Tips for Making & Keeping To-Do Lists
- Every item on your list should be SMART:
- S = Specific: Make your goal clear and well-defined
- M = Measurable: Can you track the success of this goal?
- A = Attainable/Actionable: Is the goal a challenge? Something you can achieve?
- R = Realistic: Is it within your reach? Something you can achieve?
- T = Time: Does the goal have a deadline? Is the deadline workable/achievable?
- Hang/Post your To-Do List somewhere you’ll see on a daily and/or hourly basis. The constant reminder of what you need to get done will be a great motivator.
- Don’t kick yourself too hard if an item doesn’t get checked off (unless you’re contracted). I tend to be very hard on myself, but I’ve learned to get a little lax when it comes to missing an item on my list. That just means there’s more to do the next day. :)
Additional Resources on the Interwebz:
- The What, Why and How of To-Do Lists on Study Guides and Strategies
- 25 To Do Lists to Stay Productive on Solution Watch (these are online app suggestions)
- The Psychology of the To-Do List by Tom Stafford on BBC.com
- Back to Basics: How to Simplify Your To-Do List and Make It Useful Again by Whitson Gordon on Lifehacker.com
- Whittle Down Your To-Do List. Finally by Minda Zetlin on Inc.com
Your turn: Do you use To-Do Lists? Are you as

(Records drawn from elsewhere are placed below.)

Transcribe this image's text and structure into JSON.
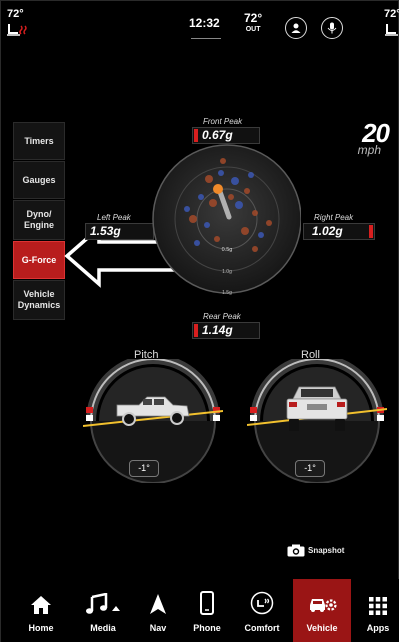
{
  "status": {
    "left_temp": "72°",
    "clock": "12:32",
    "outside_temp": "72°",
    "outside_label": "OUT",
    "right_temp": "72°"
  },
  "menu": {
    "items": [
      {
        "label": "Timers"
      },
      {
        "label": "Gauges"
      },
      {
        "label": "Dyno/ Engine"
      },
      {
        "label": "G-Force"
      },
      {
        "label": "Vehicle Dynamics"
      }
    ],
    "selected": "G-Force"
  },
  "speed": {
    "value": "20",
    "unit": "mph"
  },
  "gforce": {
    "front_label": "Front Peak",
    "front_value": "0.67g",
    "left_label": "Left Peak",
    "left_value": "1.53g",
    "right_label": "Right Peak",
    "right_value": "1.02g",
    "rear_label": "Rear Peak",
    "rear_value": "1.14g",
    "ring_label_inner": "0.5g",
    "ring_label_mid": "1.0g",
    "ring_label_outer": "1.5g"
  },
  "pitch": {
    "title": "Pitch",
    "angle": "-1°"
  },
  "roll": {
    "title": "Roll",
    "angle": "-1°"
  },
  "snapshot_label": "Snapshot",
  "nav": {
    "items": [
      {
        "label": "Home",
        "icon": "home-icon"
      },
      {
        "label": "Media",
        "icon": "music-icon"
      },
      {
        "label": "Nav",
        "icon": "navigation-arrow-icon"
      },
      {
        "label": "Phone",
        "icon": "phone-icon"
      },
      {
        "label": "Comfort",
        "icon": "comfort-icon"
      },
      {
        "label": "Vehicle",
        "icon": "vehicle-icon"
      },
      {
        "label": "Apps",
        "icon": "apps-grid-icon"
      }
    ],
    "active": "Vehicle"
  },
  "colors": {
    "accent_red": "#b81d1d",
    "peak_bar_red": "#d81f1f",
    "horizon_yellow": "#f2c12e"
  }
}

neurotic diligent as I am? Or more lax? What
tricks have you come across that have helped you knock the items off your list?